The delisting plan, scheduled to go into effect at the end of July, was initially proposed during Democratic President Barack Obama's administration.
The number of grizzlies in the greater Yellowstone region has climbed to roughly 700 from 136 in 1975, when the bears in the Lower 48 states were formally listed as threatened after being hunted, trapped and poisoned to near-extinction. The current total exceeds the government's minimum recovery goal of 500 animals in the region.
Despite those gains, the grizzly is found in only about 2 percent of its original range in the Lower 48 states.
Delisting the bears is strongly supported by hunters, who prize them as trophy animals, and ranchers, a powerful political constituency in the region who say the bears' growing numbers pose a threat to humans and livestock.
Environmentalists, meanwhile, argue that while the grizzlies have made a comeback, their recovery could falter without federal safeguards.
The groups on Friday said they had sent Zinke letters that they will sue the Interior Department in 60 days unless the government abandons the delisting plans. They contend that habitat loss due to livestock grazing and timber harvesting, as well as dwindling food supplies due to climate change, were not accurately assessed by federal officials in making the decision.

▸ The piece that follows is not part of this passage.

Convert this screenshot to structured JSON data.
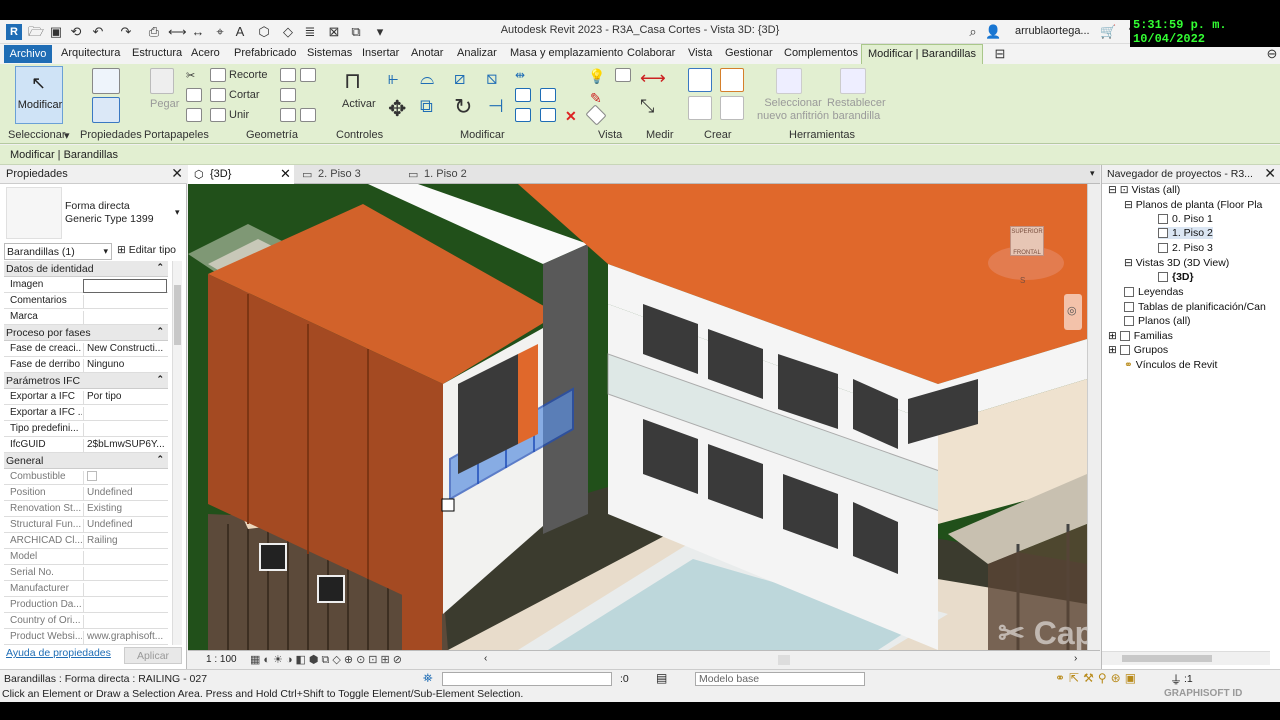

Yellowstone National Park is mostly in Wyoming but spreads into parts of Montana and Idaho as well.
(Editing by Taylor Harris and Matthew Lewis)